» Dataset rows describing interfaces
◆ ◆ ◆ ◆ ◆ ◆ ◆

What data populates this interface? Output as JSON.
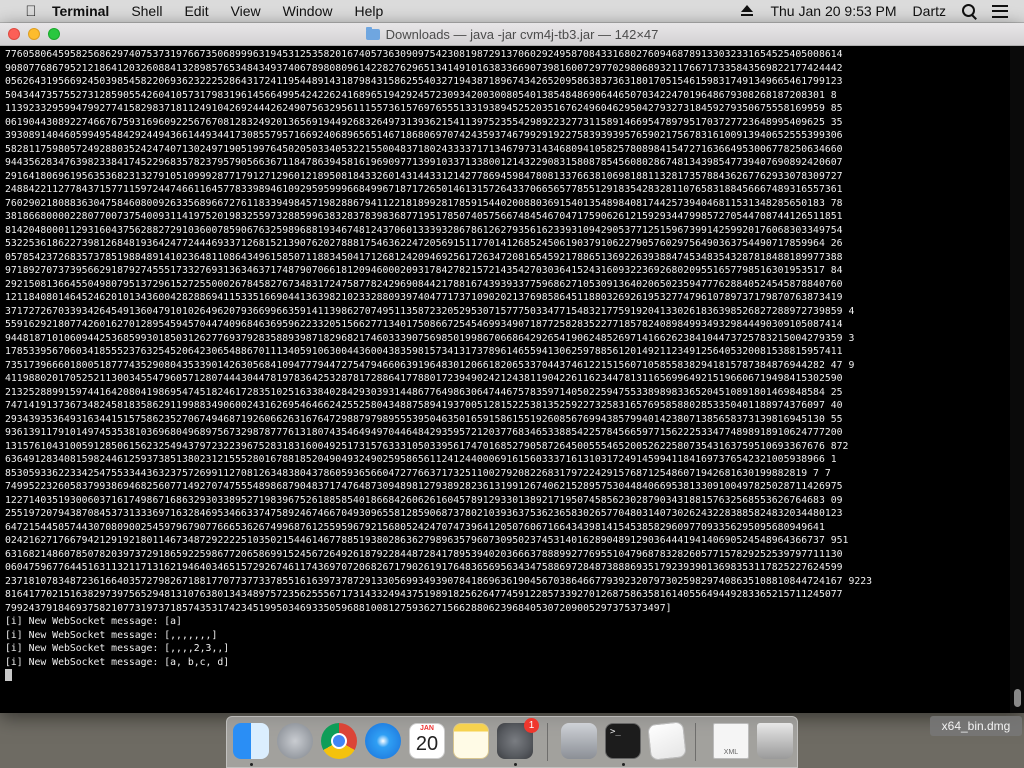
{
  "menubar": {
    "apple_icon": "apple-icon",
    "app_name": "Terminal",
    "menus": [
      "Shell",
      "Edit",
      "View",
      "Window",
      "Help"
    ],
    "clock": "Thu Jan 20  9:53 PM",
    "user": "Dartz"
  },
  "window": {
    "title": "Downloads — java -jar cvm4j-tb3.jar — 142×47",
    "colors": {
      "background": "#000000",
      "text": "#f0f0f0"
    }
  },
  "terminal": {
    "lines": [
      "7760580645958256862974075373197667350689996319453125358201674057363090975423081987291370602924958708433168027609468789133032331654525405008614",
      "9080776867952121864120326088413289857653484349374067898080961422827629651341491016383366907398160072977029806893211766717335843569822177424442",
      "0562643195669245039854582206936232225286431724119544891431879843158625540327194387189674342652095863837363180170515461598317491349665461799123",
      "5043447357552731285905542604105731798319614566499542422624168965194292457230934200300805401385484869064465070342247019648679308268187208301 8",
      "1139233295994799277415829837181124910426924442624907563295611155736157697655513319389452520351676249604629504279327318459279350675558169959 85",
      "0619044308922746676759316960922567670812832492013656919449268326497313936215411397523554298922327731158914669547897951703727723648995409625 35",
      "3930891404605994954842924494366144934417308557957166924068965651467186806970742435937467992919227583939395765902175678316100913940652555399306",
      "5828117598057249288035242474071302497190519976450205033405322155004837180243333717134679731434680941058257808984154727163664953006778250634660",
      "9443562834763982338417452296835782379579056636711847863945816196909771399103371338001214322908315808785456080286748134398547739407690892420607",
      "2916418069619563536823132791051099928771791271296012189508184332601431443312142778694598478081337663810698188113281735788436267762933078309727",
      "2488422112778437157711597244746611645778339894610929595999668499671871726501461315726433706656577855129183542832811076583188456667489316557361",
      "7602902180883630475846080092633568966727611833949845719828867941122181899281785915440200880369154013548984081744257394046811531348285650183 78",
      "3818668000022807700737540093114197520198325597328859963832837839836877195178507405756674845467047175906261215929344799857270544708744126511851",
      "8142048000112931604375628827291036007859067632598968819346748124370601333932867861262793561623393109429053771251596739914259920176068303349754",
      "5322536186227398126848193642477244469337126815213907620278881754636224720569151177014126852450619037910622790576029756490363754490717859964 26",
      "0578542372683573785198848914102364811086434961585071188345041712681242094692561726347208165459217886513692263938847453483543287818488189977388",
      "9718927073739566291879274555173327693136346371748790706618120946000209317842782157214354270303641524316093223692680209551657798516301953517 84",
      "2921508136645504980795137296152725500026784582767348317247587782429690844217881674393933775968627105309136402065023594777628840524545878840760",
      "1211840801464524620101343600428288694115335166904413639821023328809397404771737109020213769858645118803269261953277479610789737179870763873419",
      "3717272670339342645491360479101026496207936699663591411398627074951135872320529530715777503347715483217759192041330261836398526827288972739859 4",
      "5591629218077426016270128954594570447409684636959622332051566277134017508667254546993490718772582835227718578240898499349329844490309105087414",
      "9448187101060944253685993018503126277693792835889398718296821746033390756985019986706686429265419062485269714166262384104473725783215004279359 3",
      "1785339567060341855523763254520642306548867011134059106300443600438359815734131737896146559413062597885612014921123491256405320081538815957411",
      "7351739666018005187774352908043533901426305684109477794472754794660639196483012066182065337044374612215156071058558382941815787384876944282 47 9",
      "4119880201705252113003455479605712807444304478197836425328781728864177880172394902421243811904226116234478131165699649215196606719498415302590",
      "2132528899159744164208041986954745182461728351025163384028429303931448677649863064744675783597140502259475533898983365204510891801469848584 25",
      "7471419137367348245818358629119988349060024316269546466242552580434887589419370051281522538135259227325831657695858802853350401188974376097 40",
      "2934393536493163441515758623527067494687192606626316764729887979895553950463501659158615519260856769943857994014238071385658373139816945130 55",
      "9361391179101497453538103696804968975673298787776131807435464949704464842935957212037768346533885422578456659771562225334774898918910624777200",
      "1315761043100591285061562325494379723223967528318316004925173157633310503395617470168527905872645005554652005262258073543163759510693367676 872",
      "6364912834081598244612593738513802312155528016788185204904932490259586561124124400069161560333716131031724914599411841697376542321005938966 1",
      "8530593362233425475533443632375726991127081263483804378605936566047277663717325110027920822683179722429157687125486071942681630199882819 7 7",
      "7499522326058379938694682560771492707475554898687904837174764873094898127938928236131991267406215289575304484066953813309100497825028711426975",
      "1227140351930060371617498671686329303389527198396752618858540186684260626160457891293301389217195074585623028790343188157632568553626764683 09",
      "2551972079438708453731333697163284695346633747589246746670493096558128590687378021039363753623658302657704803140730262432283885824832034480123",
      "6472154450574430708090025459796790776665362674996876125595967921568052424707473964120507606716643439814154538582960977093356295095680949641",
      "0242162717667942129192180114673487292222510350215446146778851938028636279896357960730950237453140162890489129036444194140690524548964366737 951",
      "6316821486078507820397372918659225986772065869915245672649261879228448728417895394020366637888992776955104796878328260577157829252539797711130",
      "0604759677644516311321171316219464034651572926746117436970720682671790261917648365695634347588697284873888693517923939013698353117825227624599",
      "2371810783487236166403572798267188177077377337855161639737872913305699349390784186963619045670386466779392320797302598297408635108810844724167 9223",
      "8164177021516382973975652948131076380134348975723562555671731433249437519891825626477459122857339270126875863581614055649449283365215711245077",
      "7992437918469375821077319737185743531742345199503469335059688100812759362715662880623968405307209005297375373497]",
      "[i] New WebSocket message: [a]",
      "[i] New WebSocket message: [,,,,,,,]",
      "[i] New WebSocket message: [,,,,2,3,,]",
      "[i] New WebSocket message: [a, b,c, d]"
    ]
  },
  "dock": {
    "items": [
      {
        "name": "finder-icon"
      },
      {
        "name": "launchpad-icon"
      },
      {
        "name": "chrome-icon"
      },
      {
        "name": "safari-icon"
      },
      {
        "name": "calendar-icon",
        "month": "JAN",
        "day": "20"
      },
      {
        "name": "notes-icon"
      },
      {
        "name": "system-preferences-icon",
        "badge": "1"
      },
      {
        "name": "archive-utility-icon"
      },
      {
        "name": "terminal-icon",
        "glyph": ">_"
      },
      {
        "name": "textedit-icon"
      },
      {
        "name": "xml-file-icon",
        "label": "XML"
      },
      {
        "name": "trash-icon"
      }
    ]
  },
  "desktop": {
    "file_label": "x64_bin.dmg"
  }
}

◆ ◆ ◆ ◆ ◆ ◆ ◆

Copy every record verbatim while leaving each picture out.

» Written response
What data populates this interface? Output as JSON.
{
  "menubar": {
    "apple_icon": "apple-icon",
    "app_name": "Terminal",
    "menus": [
      "Shell",
      "Edit",
      "View",
      "Window",
      "Help"
    ],
    "clock": "Thu Jan 20  9:53 PM",
    "user": "Dartz"
  },
  "window": {
    "title": "Downloads — java -jar cvm4j-tb3.jar — 142×47",
    "colors": {
      "background": "#000000",
      "text": "#f0f0f0"
    }
  },
  "terminal": {
    "lines": [
      "7760580645958256862974075373197667350689996319453125358201674057363090975423081987291370602924958708433168027609468789133032331654525405008614",
      "9080776867952121864120326088413289857653484349374067898080961422827629651341491016383366907398160072977029806893211766717335843569822177424442",
      "0562643195669245039854582206936232225286431724119544891431879843158625540327194387189674342652095863837363180170515461598317491349665461799123",
      "5043447357552731285905542604105731798319614566499542422624168965194292457230934200300805401385484869064465070342247019648679308268187208301 8",
      "1139233295994799277415829837181124910426924442624907563295611155736157697655513319389452520351676249604629504279327318459279350675558169959 85",
      "0619044308922746676759316960922567670812832492013656919449268326497313936215411397523554298922327731158914669547897951703727723648995409625 35",
      "3930891404605994954842924494366144934417308557957166924068965651467186806970742435937467992919227583939395765902175678316100913940652555399306",
      "5828117598057249288035242474071302497190519976450205033405322155004837180243333717134679731434680941058257808984154727163664953006778250634660",
      "9443562834763982338417452296835782379579056636711847863945816196909771399103371338001214322908315808785456080286748134398547739407690892420607",
      "2916418069619563536823132791051099928771791271296012189508184332601431443312142778694598478081337663810698188113281735788436267762933078309727",
      "2488422112778437157711597244746611645778339894610929595999668499671871726501461315726433706656577855129183542832811076583188456667489316557361",
      "7602902180883630475846080092633568966727611833949845719828867941122181899281785915440200880369154013548984081744257394046811531348285650183 78",
      "3818668000022807700737540093114197520198325597328859963832837839836877195178507405756674845467047175906261215929344799857270544708744126511851",
      "8142048000112931604375628827291036007859067632598968819346748124370601333932867861262793561623393109429053771251596739914259920176068303349754",
      "5322536186227398126848193642477244469337126815213907620278881754636224720569151177014126852450619037910622790576029756490363754490717859964 26",
      "0578542372683573785198848914102364811086434961585071188345041712681242094692561726347208165459217886513692263938847453483543287818488189977388",
      "9718927073739566291879274555173327693136346371748790706618120946000209317842782157214354270303641524316093223692680209551657798516301953517 84",
      "2921508136645504980795137296152725500026784582767348317247587782429690844217881674393933775968627105309136402065023594777628840524545878840760",
      "1211840801464524620101343600428288694115335166904413639821023328809397404771737109020213769858645118803269261953277479610789737179870763873419",
      "3717272670339342645491360479101026496207936699663591411398627074951135872320529530715777503347715483217759192041330261836398526827288972739859 4",
      "5591629218077426016270128954594570447409684636959622332051566277134017508667254546993490718772582835227718578240898499349329844490309105087414",
      "9448187101060944253685993018503126277693792835889398718296821746033390756985019986706686429265419062485269714166262384104473725783215004279359 3",
      "1785339567060341855523763254520642306548867011134059106300443600438359815734131737896146559413062597885612014921123491256405320081538815957411",
      "7351739666018005187774352908043533901426305684109477794472754794660639196483012066182065337044374612215156071058558382941815787384876944282 47 9",
      "4119880201705252113003455479605712807444304478197836425328781728864177880172394902421243811904226116234478131165699649215196606719498415302590",
      "2132528899159744164208041986954745182461728351025163384028429303931448677649863064744675783597140502259475533898983365204510891801469848584 25",
      "7471419137367348245818358629119988349060024316269546466242552580434887589419370051281522538135259227325831657695858802853350401188974376097 40",
      "2934393536493163441515758623527067494687192606626316764729887979895553950463501659158615519260856769943857994014238071385658373139816945130 55",
      "9361391179101497453538103696804968975673298787776131807435464949704464842935957212037768346533885422578456659771562225334774898918910624777200",
      "1315761043100591285061562325494379723223967528318316004925173157633310503395617470168527905872645005554652005262258073543163759510693367676 872",
      "6364912834081598244612593738513802312155528016788185204904932490259586561124124400069161560333716131031724914599411841697376542321005938966 1",
      "8530593362233425475533443632375726991127081263483804378605936566047277663717325110027920822683179722429157687125486071942681630199882819 7 7",
      "7499522326058379938694682560771492707475554898687904837174764873094898127938928236131991267406215289575304484066953813309100497825028711426975",
      "1227140351930060371617498671686329303389527198396752618858540186684260626160457891293301389217195074585623028790343188157632568553626764683 09",
      "2551972079438708453731333697163284695346633747589246746670493096558128590687378021039363753623658302657704803140730262432283885824832034480123",
      "6472154450574430708090025459796790776665362674996876125595967921568052424707473964120507606716643439814154538582960977093356295095680949641",
      "0242162717667942129192180114673487292222510350215446146778851938028636279896357960730950237453140162890489129036444194140690524548964366737 951",
      "6316821486078507820397372918659225986772065869915245672649261879228448728417895394020366637888992776955104796878328260577157829252539797711130",
      "0604759677644516311321171316219464034651572926746117436970720682671790261917648365695634347588697284873888693517923939013698353117825227624599",
      "2371810783487236166403572798267188177077377337855161639737872913305699349390784186963619045670386466779392320797302598297408635108810844724167 9223",
      "8164177021516382973975652948131076380134348975723562555671731433249437519891825626477459122857339270126875863581614055649449283365215711245077",
      "7992437918469375821077319737185743531742345199503469335059688100812759362715662880623968405307209005297375373497]",
      "[i] New WebSocket message: [a]",
      "[i] New WebSocket message: [,,,,,,,]",
      "[i] New WebSocket message: [,,,,2,3,,]",
      "[i] New WebSocket message: [a, b,c, d]"
    ]
  },
  "dock": {
    "items": [
      {
        "name": "finder-icon"
      },
      {
        "name": "launchpad-icon"
      },
      {
        "name": "chrome-icon"
      },
      {
        "name": "safari-icon"
      },
      {
        "name": "calendar-icon",
        "month": "JAN",
        "day": "20"
      },
      {
        "name": "notes-icon"
      },
      {
        "name": "system-preferences-icon",
        "badge": "1"
      },
      {
        "name": "archive-utility-icon"
      },
      {
        "name": "terminal-icon",
        "glyph": ">_"
      },
      {
        "name": "textedit-icon"
      },
      {
        "name": "xml-file-icon",
        "label": "XML"
      },
      {
        "name": "trash-icon"
      }
    ]
  },
  "desktop": {
    "file_label": "x64_bin.dmg"
  }
}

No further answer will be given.